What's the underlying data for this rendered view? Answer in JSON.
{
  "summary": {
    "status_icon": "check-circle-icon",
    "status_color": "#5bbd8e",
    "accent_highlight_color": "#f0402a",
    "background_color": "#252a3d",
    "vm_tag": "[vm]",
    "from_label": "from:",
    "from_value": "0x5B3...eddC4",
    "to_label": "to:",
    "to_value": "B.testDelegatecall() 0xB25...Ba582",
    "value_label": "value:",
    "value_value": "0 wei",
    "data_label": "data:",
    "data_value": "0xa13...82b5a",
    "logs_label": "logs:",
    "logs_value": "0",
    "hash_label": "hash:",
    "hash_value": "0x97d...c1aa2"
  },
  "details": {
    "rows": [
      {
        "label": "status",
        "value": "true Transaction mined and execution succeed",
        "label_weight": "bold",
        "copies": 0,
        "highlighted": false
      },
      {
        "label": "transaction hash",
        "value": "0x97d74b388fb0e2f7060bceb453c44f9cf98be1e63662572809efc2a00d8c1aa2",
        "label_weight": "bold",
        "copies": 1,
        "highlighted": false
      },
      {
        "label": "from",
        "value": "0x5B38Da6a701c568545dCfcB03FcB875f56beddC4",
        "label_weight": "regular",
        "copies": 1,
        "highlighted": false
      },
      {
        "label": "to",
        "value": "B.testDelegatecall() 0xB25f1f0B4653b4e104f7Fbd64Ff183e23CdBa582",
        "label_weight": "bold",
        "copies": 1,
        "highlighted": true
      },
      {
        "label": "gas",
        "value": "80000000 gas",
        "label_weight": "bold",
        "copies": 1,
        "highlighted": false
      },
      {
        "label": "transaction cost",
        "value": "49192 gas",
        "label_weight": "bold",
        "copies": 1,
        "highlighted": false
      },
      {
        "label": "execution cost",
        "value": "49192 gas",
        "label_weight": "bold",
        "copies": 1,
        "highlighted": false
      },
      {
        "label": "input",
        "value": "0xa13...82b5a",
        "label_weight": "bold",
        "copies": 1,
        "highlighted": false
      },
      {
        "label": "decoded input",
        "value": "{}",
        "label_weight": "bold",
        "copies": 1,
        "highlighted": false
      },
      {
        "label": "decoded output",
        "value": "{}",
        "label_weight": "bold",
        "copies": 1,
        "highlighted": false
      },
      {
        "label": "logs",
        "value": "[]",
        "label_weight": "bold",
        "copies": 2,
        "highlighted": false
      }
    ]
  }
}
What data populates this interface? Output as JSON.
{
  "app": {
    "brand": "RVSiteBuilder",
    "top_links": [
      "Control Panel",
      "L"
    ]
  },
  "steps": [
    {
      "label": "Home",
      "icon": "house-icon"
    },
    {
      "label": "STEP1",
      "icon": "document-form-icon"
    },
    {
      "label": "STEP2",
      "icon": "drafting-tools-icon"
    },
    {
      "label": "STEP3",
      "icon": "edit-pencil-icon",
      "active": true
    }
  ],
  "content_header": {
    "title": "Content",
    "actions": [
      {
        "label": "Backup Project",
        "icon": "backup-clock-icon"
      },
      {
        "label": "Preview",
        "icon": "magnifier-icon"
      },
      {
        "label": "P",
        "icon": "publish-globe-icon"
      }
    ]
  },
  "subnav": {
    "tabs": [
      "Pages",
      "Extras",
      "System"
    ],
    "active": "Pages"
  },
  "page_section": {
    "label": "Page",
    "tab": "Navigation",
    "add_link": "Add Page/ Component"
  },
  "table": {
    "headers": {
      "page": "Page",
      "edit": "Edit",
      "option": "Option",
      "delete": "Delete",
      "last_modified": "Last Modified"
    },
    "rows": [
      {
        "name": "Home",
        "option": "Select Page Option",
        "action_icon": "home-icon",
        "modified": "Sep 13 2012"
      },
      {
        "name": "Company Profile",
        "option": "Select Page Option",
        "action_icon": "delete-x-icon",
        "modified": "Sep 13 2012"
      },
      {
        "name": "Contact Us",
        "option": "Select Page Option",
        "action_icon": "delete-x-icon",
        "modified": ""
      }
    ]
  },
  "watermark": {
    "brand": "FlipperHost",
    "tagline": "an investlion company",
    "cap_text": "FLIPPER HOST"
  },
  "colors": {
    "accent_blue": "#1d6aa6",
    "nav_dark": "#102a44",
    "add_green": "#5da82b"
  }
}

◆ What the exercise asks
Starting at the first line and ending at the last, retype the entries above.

◆ Task result
What's the underlying data for this rendered view? Answer in JSON.
{
  "summary": {
    "status_icon": "check-circle-icon",
    "status_color": "#5bbd8e",
    "accent_highlight_color": "#f0402a",
    "background_color": "#252a3d",
    "vm_tag": "[vm]",
    "from_label": "from:",
    "from_value": "0x5B3...eddC4",
    "to_label": "to:",
    "to_value": "B.testDelegatecall() 0xB25...Ba582",
    "value_label": "value:",
    "value_value": "0 wei",
    "data_label": "data:",
    "data_value": "0xa13...82b5a",
    "logs_label": "logs:",
    "logs_value": "0",
    "hash_label": "hash:",
    "hash_value": "0x97d...c1aa2"
  },
  "details": {
    "rows": [
      {
        "label": "status",
        "value": "true Transaction mined and execution succeed",
        "label_weight": "bold",
        "copies": 0,
        "highlighted": false
      },
      {
        "label": "transaction hash",
        "value": "0x97d74b388fb0e2f7060bceb453c44f9cf98be1e63662572809efc2a00d8c1aa2",
        "label_weight": "bold",
        "copies": 1,
        "highlighted": false
      },
      {
        "label": "from",
        "value": "0x5B38Da6a701c568545dCfcB03FcB875f56beddC4",
        "label_weight": "regular",
        "copies": 1,
        "highlighted": false
      },
      {
        "label": "to",
        "value": "B.testDelegatecall() 0xB25f1f0B4653b4e104f7Fbd64Ff183e23CdBa582",
        "label_weight": "bold",
        "copies": 1,
        "highlighted": true
      },
      {
        "label": "gas",
        "value": "80000000 gas",
        "label_weight": "bold",
        "copies": 1,
        "highlighted": false
      },
      {
        "label": "transaction cost",
        "value": "49192 gas",
        "label_weight": "bold",
        "copies": 1,
        "highlighted": false
      },
      {
        "label": "execution cost",
        "value": "49192 gas",
        "label_weight": "bold",
        "copies": 1,
        "highlighted": false
      },
      {
        "label": "input",
        "value": "0xa13...82b5a",
        "label_weight": "bold",
        "copies": 1,
        "highlighted": false
      },
      {
        "label": "decoded input",
        "value": "{}",
        "label_weight": "bold",
        "copies": 1,
        "highlighted": false
      },
      {
        "label": "decoded output",
        "value": "{}",
        "label_weight": "bold",
        "copies": 1,
        "highlighted": false
      },
      {
        "label": "logs",
        "value": "[]",
        "label_weight": "bold",
        "copies": 2,
        "highlighted": false
      }
    ]
  }
}
What data populates this interface? Output as JSON.
{
  "app": {
    "brand": "RVSiteBuilder",
    "top_links": [
      "Control Panel",
      "L"
    ]
  },
  "steps": [
    {
      "label": "Home",
      "icon": "house-icon"
    },
    {
      "label": "STEP1",
      "icon": "document-form-icon"
    },
    {
      "label": "STEP2",
      "icon": "drafting-tools-icon"
    },
    {
      "label": "STEP3",
      "icon": "edit-pencil-icon",
      "active": true
    }
  ],
  "content_header": {
    "title": "Content",
    "actions": [
      {
        "label": "Backup Project",
        "icon": "backup-clock-icon"
      },
      {
        "label": "Preview",
        "icon": "magnifier-icon"
      },
      {
        "label": "P",
        "icon": "publish-globe-icon"
      }
    ]
  },
  "subnav": {
    "tabs": [
      "Pages",
      "Extras",
      "System"
    ],
    "active": "Pages"
  },
  "page_section": {
    "label": "Page",
    "tab": "Navigation",
    "add_link": "Add Page/ Component"
  },
  "table": {
    "headers": {
      "page": "Page",
      "edit": "Edit",
      "option": "Option",
      "delete": "Delete",
      "last_modified": "Last Modified"
    },
    "rows": [
      {
        "name": "Home",
        "option": "Select Page Option",
        "action_icon": "home-icon",
        "modified": "Sep 13 2012"
      },
      {
        "name": "Company Profile",
        "option": "Select Page Option",
        "action_icon": "delete-x-icon",
        "modified": "Sep 13 2012"
      },
      {
        "name": "Contact Us",
        "option": "Select Page Option",
        "action_icon": "delete-x-icon",
        "modified": ""
      }
    ]
  },
  "watermark": {
    "brand": "FlipperHost",
    "tagline": "an investlion company",
    "cap_text": "FLIPPER HOST"
  },
  "colors": {
    "accent_blue": "#1d6aa6",
    "nav_dark": "#102a44",
    "add_green": "#5da82b"
  }
}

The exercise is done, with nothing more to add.